▶ Supplied records:
- - -
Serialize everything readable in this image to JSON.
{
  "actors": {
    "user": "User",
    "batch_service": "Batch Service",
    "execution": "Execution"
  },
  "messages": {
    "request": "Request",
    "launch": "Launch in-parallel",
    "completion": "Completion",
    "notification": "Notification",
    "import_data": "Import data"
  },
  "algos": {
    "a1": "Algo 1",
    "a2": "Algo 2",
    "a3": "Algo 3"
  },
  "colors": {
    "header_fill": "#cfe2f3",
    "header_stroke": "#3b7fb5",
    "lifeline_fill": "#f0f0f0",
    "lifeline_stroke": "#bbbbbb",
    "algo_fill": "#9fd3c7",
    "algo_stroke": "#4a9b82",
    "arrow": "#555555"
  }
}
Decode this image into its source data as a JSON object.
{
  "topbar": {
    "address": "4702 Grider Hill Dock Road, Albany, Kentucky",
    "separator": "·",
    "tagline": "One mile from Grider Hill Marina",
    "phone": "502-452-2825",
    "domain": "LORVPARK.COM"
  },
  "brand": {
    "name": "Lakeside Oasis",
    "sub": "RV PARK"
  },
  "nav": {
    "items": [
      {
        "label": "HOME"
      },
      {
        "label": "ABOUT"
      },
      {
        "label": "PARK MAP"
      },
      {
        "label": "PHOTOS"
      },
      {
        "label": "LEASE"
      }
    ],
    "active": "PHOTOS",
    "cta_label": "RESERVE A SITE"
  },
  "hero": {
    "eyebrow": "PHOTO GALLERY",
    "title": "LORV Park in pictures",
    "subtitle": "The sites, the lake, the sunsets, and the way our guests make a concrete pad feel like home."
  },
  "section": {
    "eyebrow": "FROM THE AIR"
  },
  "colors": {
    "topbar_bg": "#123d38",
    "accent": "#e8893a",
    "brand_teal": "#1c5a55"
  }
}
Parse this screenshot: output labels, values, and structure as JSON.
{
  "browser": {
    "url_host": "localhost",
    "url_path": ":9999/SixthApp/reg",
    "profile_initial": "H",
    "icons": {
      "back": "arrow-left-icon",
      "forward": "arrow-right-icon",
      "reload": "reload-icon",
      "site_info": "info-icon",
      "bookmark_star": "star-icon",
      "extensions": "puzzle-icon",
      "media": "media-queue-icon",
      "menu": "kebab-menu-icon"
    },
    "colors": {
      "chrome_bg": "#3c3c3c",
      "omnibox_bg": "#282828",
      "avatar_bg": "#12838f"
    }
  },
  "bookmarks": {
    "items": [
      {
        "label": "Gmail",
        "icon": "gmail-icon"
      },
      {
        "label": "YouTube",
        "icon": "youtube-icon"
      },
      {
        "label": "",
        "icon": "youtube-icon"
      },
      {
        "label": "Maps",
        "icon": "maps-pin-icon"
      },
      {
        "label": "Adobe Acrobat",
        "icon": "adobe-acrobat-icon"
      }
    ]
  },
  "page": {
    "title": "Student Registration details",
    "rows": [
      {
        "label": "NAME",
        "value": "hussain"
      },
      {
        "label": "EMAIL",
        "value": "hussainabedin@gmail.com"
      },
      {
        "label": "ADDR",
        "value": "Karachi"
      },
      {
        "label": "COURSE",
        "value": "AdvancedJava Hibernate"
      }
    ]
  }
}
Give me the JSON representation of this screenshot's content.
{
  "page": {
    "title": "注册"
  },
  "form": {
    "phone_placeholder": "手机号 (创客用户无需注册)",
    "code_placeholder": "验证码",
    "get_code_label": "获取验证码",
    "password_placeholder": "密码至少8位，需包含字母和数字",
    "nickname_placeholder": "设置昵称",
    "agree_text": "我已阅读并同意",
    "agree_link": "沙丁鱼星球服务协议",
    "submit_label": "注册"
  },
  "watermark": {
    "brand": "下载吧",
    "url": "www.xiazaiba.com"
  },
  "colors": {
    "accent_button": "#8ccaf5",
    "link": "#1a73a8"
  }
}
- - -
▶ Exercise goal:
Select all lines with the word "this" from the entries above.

▶ Task solution:
Serialize everything readable in this image to JSON.
Decode this image into its source data as a JSON object.
Parse this screenshot: output labels, values, and structure as JSON.
Give me the JSON representation of this screenshot's content.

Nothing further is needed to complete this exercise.